Activity: Across all the records, filter for lines with the word "Services" and copy them.

★ ★ ★

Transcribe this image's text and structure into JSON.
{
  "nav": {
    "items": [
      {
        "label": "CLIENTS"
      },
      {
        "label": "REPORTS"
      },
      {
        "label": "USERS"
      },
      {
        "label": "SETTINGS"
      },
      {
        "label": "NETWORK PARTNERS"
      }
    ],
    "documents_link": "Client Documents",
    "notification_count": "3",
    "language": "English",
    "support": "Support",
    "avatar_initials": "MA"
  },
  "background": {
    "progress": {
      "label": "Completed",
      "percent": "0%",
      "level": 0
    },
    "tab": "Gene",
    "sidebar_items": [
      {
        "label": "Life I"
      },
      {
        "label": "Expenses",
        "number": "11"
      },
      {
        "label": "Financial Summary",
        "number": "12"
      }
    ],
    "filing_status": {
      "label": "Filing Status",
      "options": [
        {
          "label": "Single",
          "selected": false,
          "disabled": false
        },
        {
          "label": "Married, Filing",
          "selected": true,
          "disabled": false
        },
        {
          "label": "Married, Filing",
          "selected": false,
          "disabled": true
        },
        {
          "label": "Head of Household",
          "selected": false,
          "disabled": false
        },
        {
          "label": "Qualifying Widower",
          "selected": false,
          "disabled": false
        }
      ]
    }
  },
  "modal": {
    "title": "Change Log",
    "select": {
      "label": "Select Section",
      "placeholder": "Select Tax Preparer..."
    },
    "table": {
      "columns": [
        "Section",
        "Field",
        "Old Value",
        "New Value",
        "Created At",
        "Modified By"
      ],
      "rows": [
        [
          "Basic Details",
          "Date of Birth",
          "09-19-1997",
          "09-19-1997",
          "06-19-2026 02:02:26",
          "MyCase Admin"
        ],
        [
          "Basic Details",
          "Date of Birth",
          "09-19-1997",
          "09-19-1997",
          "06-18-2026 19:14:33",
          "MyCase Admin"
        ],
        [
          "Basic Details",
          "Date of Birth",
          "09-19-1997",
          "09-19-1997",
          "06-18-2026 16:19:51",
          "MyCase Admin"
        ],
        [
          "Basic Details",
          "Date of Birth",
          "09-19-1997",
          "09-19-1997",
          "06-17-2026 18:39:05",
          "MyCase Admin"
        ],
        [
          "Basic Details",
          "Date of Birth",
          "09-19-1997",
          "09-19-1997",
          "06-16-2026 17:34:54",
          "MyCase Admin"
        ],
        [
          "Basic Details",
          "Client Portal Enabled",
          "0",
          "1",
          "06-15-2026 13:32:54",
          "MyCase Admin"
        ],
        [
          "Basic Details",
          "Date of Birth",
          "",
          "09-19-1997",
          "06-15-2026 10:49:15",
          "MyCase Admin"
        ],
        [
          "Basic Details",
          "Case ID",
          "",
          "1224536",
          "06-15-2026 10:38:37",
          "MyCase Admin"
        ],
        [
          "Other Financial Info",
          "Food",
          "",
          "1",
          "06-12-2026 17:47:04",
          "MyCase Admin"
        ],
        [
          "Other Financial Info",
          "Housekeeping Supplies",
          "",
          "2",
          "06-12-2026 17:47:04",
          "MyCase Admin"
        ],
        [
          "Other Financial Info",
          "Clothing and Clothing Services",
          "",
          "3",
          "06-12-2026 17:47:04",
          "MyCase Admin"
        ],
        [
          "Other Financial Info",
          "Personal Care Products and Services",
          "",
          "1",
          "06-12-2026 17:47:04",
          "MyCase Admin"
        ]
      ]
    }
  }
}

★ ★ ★

Answer section:
          "Clothing and Clothing Services",
          "Personal Care Products and Services",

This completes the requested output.